“I believe Bravo’s future growth will be attributed in part to existing clients, but in our case it is really more about new business. We have just been awarded the Sears, Roebuck & Co.’s creative account, as well as McDonald’s New York tri-state business,” she says.
San Antonio–based Bromley Communications, ranked number 2, with projected billings of $176 million, also has had success adding to its account roster. Chairman and CEO Ernest W. Bromley says new clients are the lifeblood of any ad agency, particularly in times of economic uncertainty.
“Existing clients, though they are committed to this market, have not raised their ad budgets, at least not to the extent we’ve become accustomed to the last three or four years,” says Mr. Bromley, whose agency billed $165 million last year.
In fact, he and his top lieutenants saw the first signs of an economic slowdown as early as last year and planned accordingly. He counts Payless ShoeSource among his agency’s most significant recent account acquisitions. Bromley clients also include Procter & Gamble, Burger King, and Continental Airlines.
Altogether, billings among the top 25 Hispanic agencies increased about 14 percent from 2000 to this year. However, two firms on the list saw their billing totals fall: Mendoza, Dillon & Asociados, based in Newport Beach, California, expects to post billings of $90 million this year after grossing $95 million in 2000, and Miami-based Castor Advertising Corp. will bill $53 million compared with $60.03 million last year.
With the exception of del Rivero Messianu of Coral Gables, Florida, whose billings total remained unchanged ($60 million), the rest of the top 25 showed impressive year-over-year billings growth. Dallas-based Dieste & Partners, ranked number 3, enjoyed the largest dollar jump, going from $110 million last year to a projected $148 million in 2001, while Austin-based Latinworks Advertising, ranked number 25, posted the largest percentage increase, jumping from $15 million in billings to $28 million.
Television continues to account for the lion’s share of agencies’ billings (56.8 percent, or $1.1 billion), followed distantly by radio (19.2 percent; $382.75 million). The Internet, which was hyped as the industry’s next big thing as recently as last year, is projected to account for a paltry 2.1 percent, or $41.03 million.

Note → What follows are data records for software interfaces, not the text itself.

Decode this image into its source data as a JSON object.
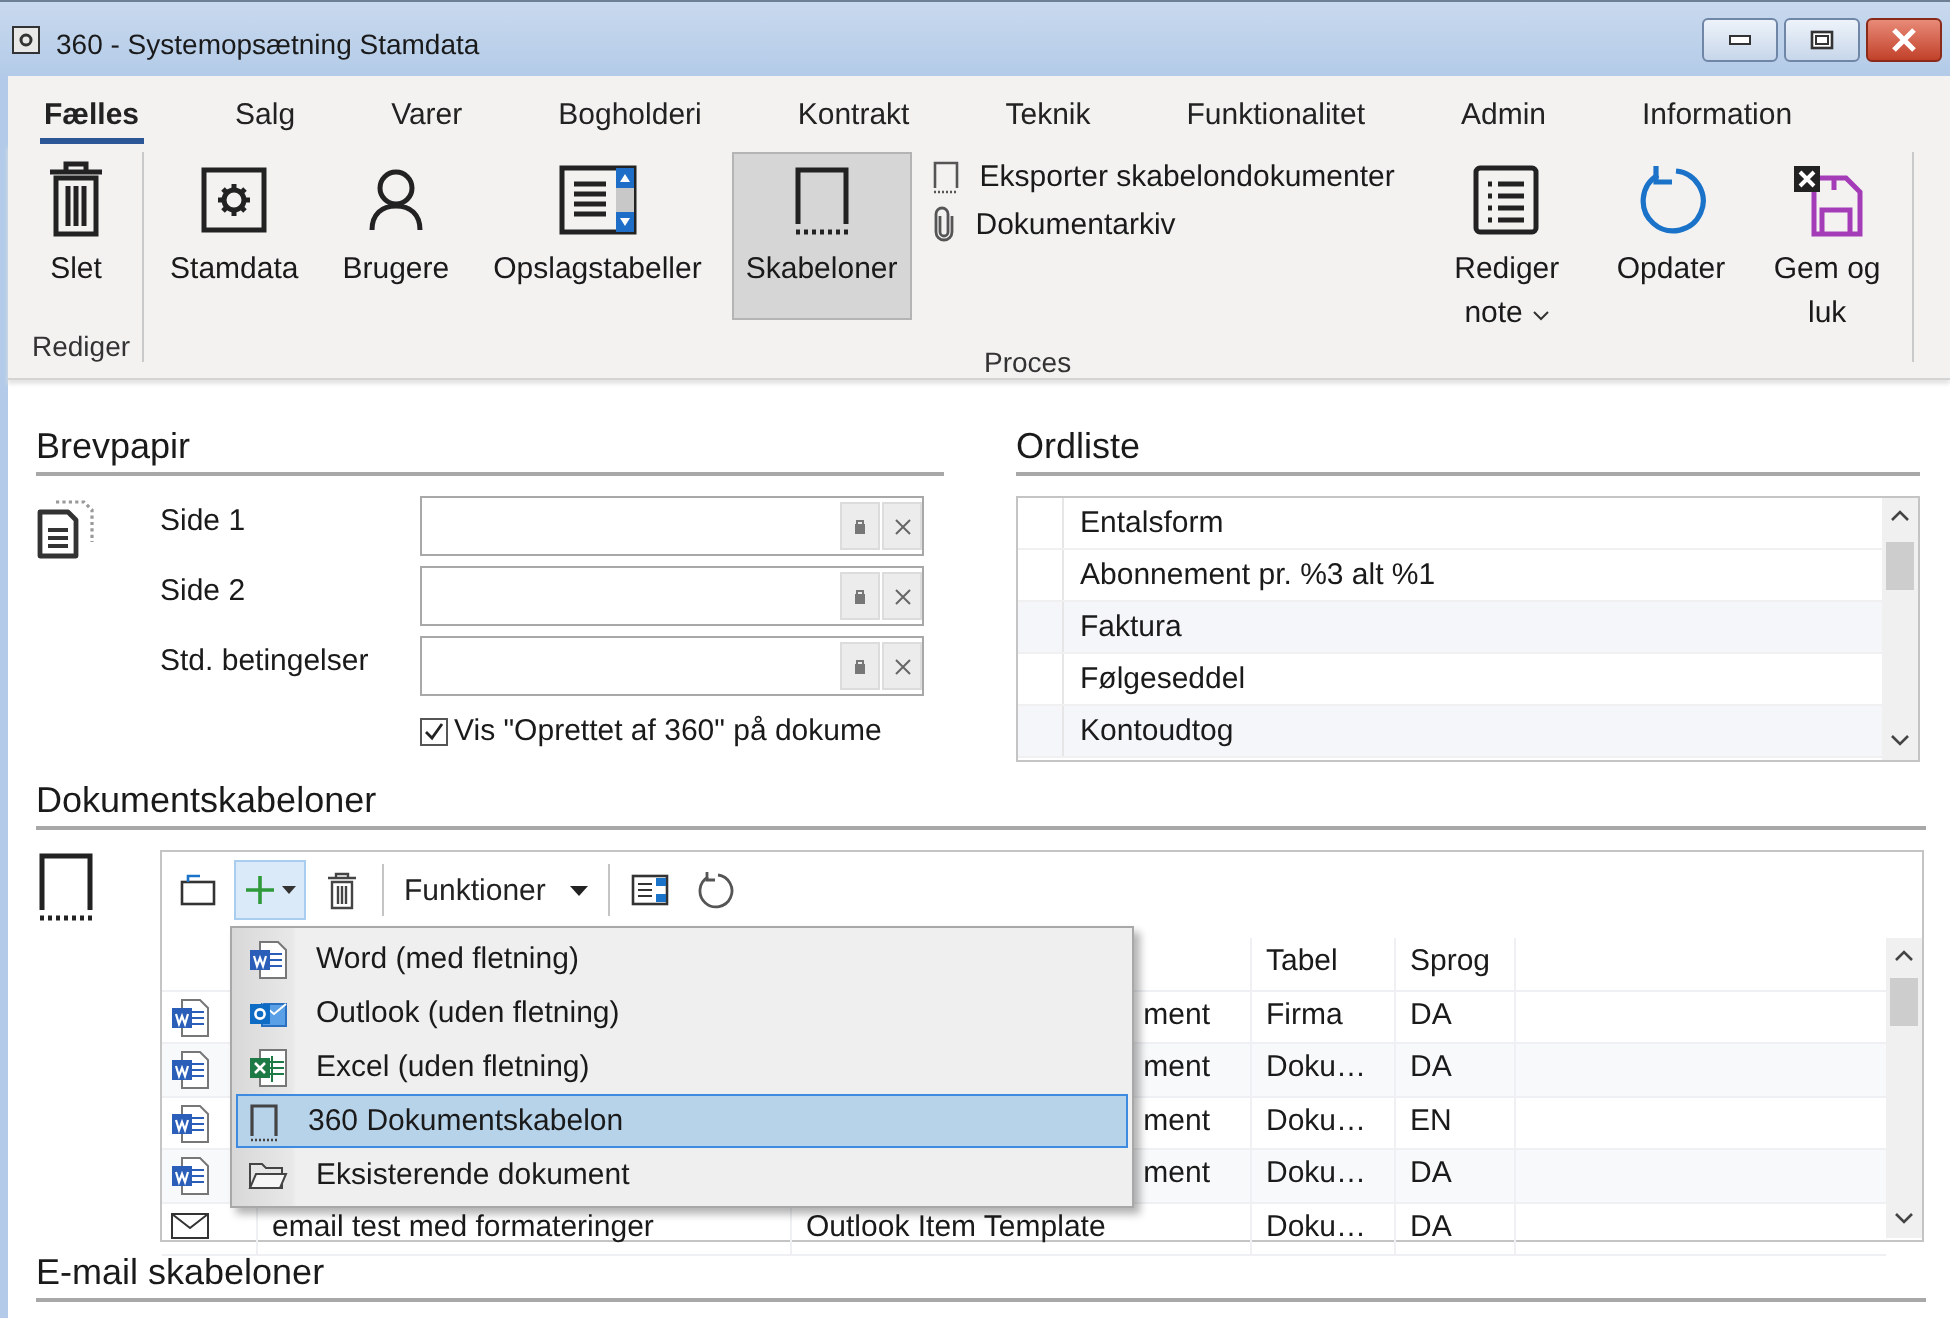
{
  "window": {
    "title": "360 - Systemopsætning Stamdata"
  },
  "tabs": [
    {
      "label": "Fælles",
      "selected": true
    },
    {
      "label": "Salg",
      "selected": false
    },
    {
      "label": "Varer",
      "selected": false
    },
    {
      "label": "Bogholderi",
      "selected": false
    },
    {
      "label": "Kontrakt",
      "selected": false
    },
    {
      "label": "Teknik",
      "selected": false
    },
    {
      "label": "Funktionalitet",
      "selected": false
    },
    {
      "label": "Admin",
      "selected": false
    },
    {
      "label": "Information",
      "selected": false
    }
  ],
  "ribbon": {
    "groups": [
      {
        "label": "Rediger",
        "buttons": [
          {
            "kind": "trash",
            "label": "Slet",
            "selected": false
          }
        ]
      },
      {
        "label": "Proces",
        "buttons": [
          {
            "kind": "settings",
            "label": "Stamdata",
            "selected": false
          },
          {
            "kind": "user",
            "label": "Brugere",
            "selected": false
          },
          {
            "kind": "lookup",
            "label": "Opslagstabeller",
            "selected": false
          },
          {
            "kind": "template",
            "label": "Skabeloner",
            "selected": true
          },
          {
            "kind": "stack",
            "items": [
              {
                "kind": "template",
                "label": "Eksporter skabelondokumenter"
              },
              {
                "kind": "paperclip",
                "label": "Dokumentarkiv"
              }
            ]
          },
          {
            "kind": "note",
            "label": "Rediger note",
            "selected": false
          },
          {
            "kind": "refresh",
            "label": "Opdater",
            "selected": false
          },
          {
            "kind": "save-close",
            "label": "Gem og luk",
            "selected": false
          }
        ]
      }
    ]
  },
  "brevpapir": {
    "title": "Brevpapir",
    "fields": [
      {
        "label": "Side 1"
      },
      {
        "label": "Side 2"
      },
      {
        "label": "Std. betingelser"
      }
    ],
    "checkbox": {
      "label": "Vis \"Oprettet af 360\" på dokume",
      "checked": true
    }
  },
  "ordliste": {
    "title": "Ordliste",
    "column_header": "Entalsform",
    "rows": [
      "Abonnement pr. %3 alt %1",
      "Faktura",
      "Følgeseddel",
      "Kontoudtog"
    ]
  },
  "dokumentskabeloner": {
    "title": "Dokumentskabeloner",
    "toolbar": [
      {
        "kind": "new",
        "selected": false
      },
      {
        "kind": "add",
        "selected": true
      },
      {
        "kind": "delete",
        "selected": false
      },
      {
        "kind": "separator"
      },
      {
        "kind": "dropdown",
        "label": "Funktioner"
      },
      {
        "kind": "separator"
      },
      {
        "kind": "columns",
        "selected": false
      },
      {
        "kind": "refresh",
        "selected": false
      }
    ],
    "columns": [
      "Tabel",
      "Sprog"
    ],
    "rows": [
      {
        "kind": "word",
        "type": "ment",
        "tabel": "Firma",
        "sprog": "DA"
      },
      {
        "kind": "word",
        "type": "ment",
        "tabel": "Doku…",
        "sprog": "DA"
      },
      {
        "kind": "word",
        "type": "ment",
        "tabel": "Doku…",
        "sprog": "EN"
      },
      {
        "kind": "word",
        "type": "ment",
        "tabel": "Doku…",
        "sprog": "DA"
      },
      {
        "kind": "mail",
        "name": "email test med formateringer",
        "type": "Outlook Item Template",
        "tabel": "Doku…",
        "sprog": "DA"
      }
    ],
    "menu": [
      {
        "kind": "word",
        "label": "Word (med fletning)",
        "selected": false
      },
      {
        "kind": "outlook",
        "label": "Outlook (uden fletning)",
        "selected": false
      },
      {
        "kind": "excel",
        "label": "Excel (uden fletning)",
        "selected": false
      },
      {
        "kind": "template",
        "label": "360 Dokumentskabelon",
        "selected": true
      },
      {
        "kind": "folder",
        "label": "Eksisterende dokument",
        "selected": false
      }
    ]
  },
  "email_skabeloner": {
    "title": "E-mail skabeloner"
  }
}
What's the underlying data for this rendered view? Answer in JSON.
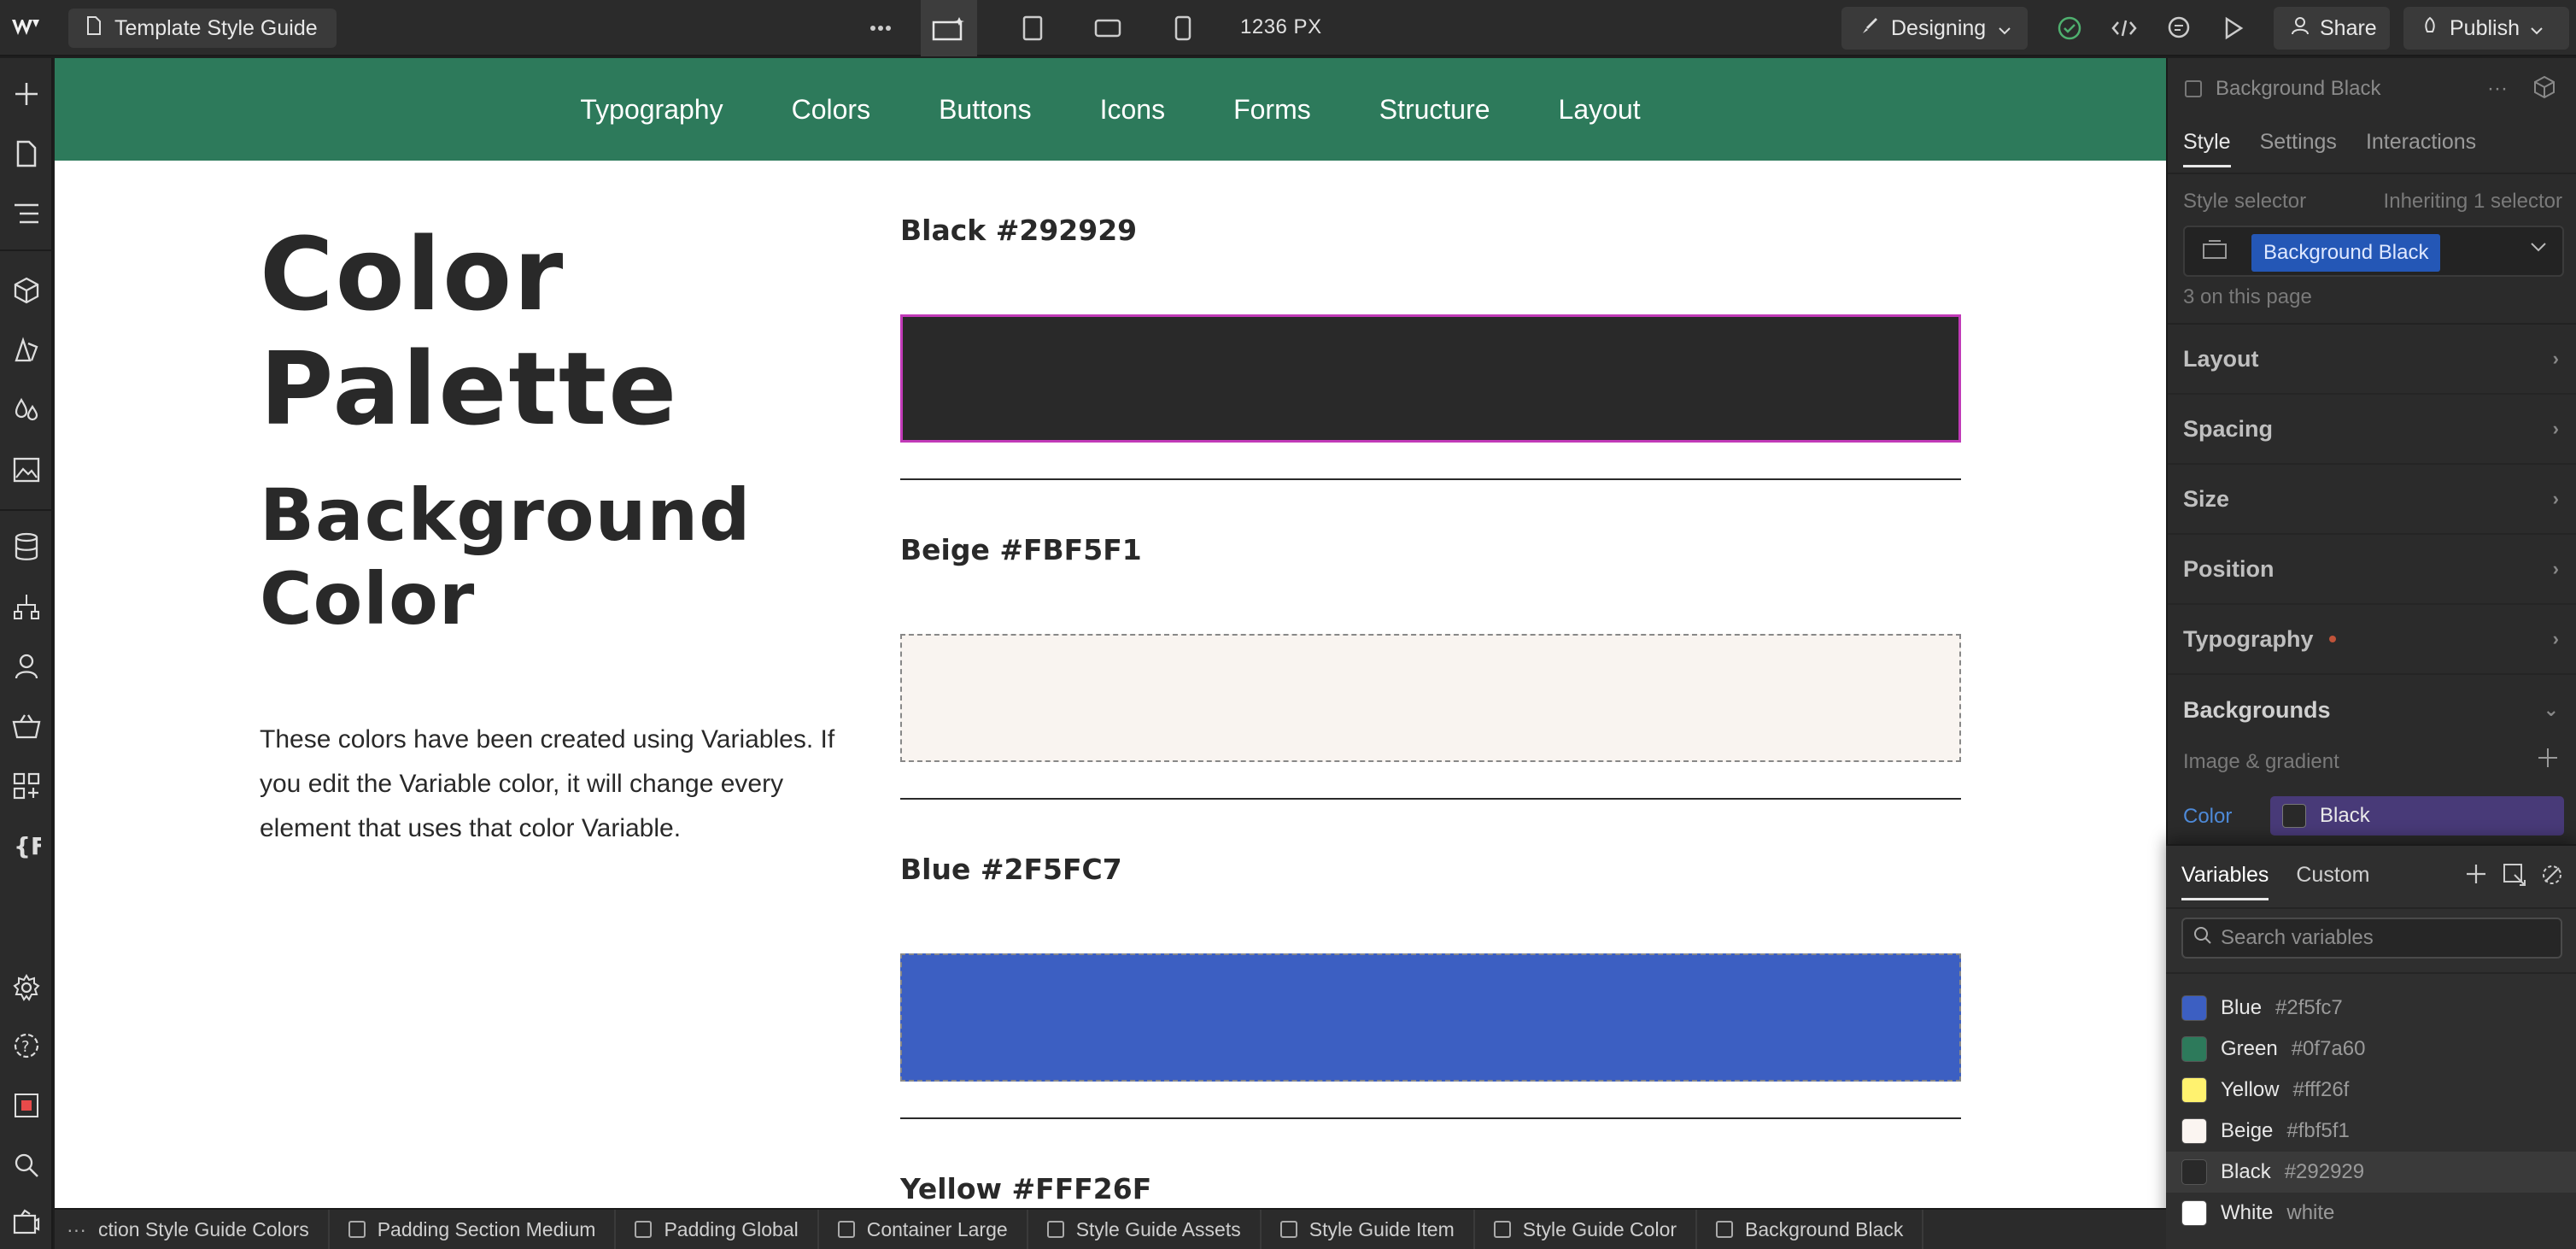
{
  "topbar": {
    "page_name": "Template Style Guide",
    "canvas_width": "1236 PX",
    "mode": "Designing",
    "share": "Share",
    "publish": "Publish"
  },
  "nav": [
    "Typography",
    "Colors",
    "Buttons",
    "Icons",
    "Forms",
    "Structure",
    "Layout"
  ],
  "hero": {
    "title_line1": "Color",
    "title_line2": "Palette",
    "subtitle_line1": "Background",
    "subtitle_line2": "Color",
    "description": "These colors have been created using Variables. If you edit the Variable color, it will change every element that uses that color Variable."
  },
  "swatches": [
    {
      "label": "Black #292929",
      "color": "#292929"
    },
    {
      "label": "Beige #FBF5F1",
      "color": "#f9f4f0"
    },
    {
      "label": "Blue #2F5FC7",
      "color": "#3c5fc2"
    },
    {
      "label": "Yellow #FFF26F",
      "color": "#fff26f"
    }
  ],
  "panel": {
    "element_name": "Background Black",
    "tabs": [
      "Style",
      "Settings",
      "Interactions"
    ],
    "style_selector_label": "Style selector",
    "inheriting": "Inheriting 1 selector",
    "selector_chip": "Background Black",
    "on_page": "3 on this page",
    "sections": [
      "Layout",
      "Spacing",
      "Size",
      "Position",
      "Typography",
      "Backgrounds"
    ],
    "image_gradient": "Image & gradient",
    "color_label": "Color",
    "color_value": "Black"
  },
  "variables_popover": {
    "tabs": [
      "Variables",
      "Custom"
    ],
    "search_placeholder": "Search variables",
    "items": [
      {
        "name": "Blue",
        "value": "#2f5fc7",
        "color": "#3c5fc2"
      },
      {
        "name": "Green",
        "value": "#0f7a60",
        "color": "#2d7a5b"
      },
      {
        "name": "Yellow",
        "value": "#fff26f",
        "color": "#fff26f"
      },
      {
        "name": "Beige",
        "value": "#fbf5f1",
        "color": "#fbf5f1"
      },
      {
        "name": "Black",
        "value": "#292929",
        "color": "#292929"
      },
      {
        "name": "White",
        "value": "white",
        "color": "#ffffff"
      }
    ]
  },
  "breadcrumbs": [
    "ction Style Guide Colors",
    "Padding Section Medium",
    "Padding Global",
    "Container Large",
    "Style Guide Assets",
    "Style Guide Item",
    "Style Guide Color",
    "Background Black"
  ]
}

Reflecting the recent push by global conglomerates to acquire ownership stakes in Hispanic ad agencies, just 10 of the top 25 are 100 percent Hispanic-owned. Of the rest, seven are majority Hispanic-owned, two are minority Hispanic-owned, and the balance are owned entirely by larger companies. The Bravo Group is owned by Young & Rubicam, for instance.
There’s a good reason for the sudden influx of general-market firms in the Hispanic advertising industry. As Mr. Bromley explains, “Hispanic culture is not just popular – it’s becoming a necessity now,” which is why he is “bullish” about where ad budgets are headed.
He’s not alone. Despite the country’s economic travails, 88 percent of the top 25 agencies expect Hispanic ad spending to increase in the coming year.
“Agencies with a proven track record will have the most to gain. I don’t believe clients will want to experiment in these economic times,” says Ms. Expósito-Ulla.
Top 25 Billing Survey
|Will Hispanic ad spending change in 2002?||What product categories have the greatest growth potential for advertising?|
|Will increase||88%||Financial services||
|Will decrease||0%||Packaged goods||
|Will stay the same||8%||Telecommunications||
|Did not respond||4%||Health services||
|The Top 25 Hispanic ad agencies spent $1.89 billion, or 95 percent of their total billings, on Spanish-language ads.|
|© 2001 Hispanic Business Inc. Reprinting, copying, or transmitting all or part of this information requires written permission.|
Top 25 Methodology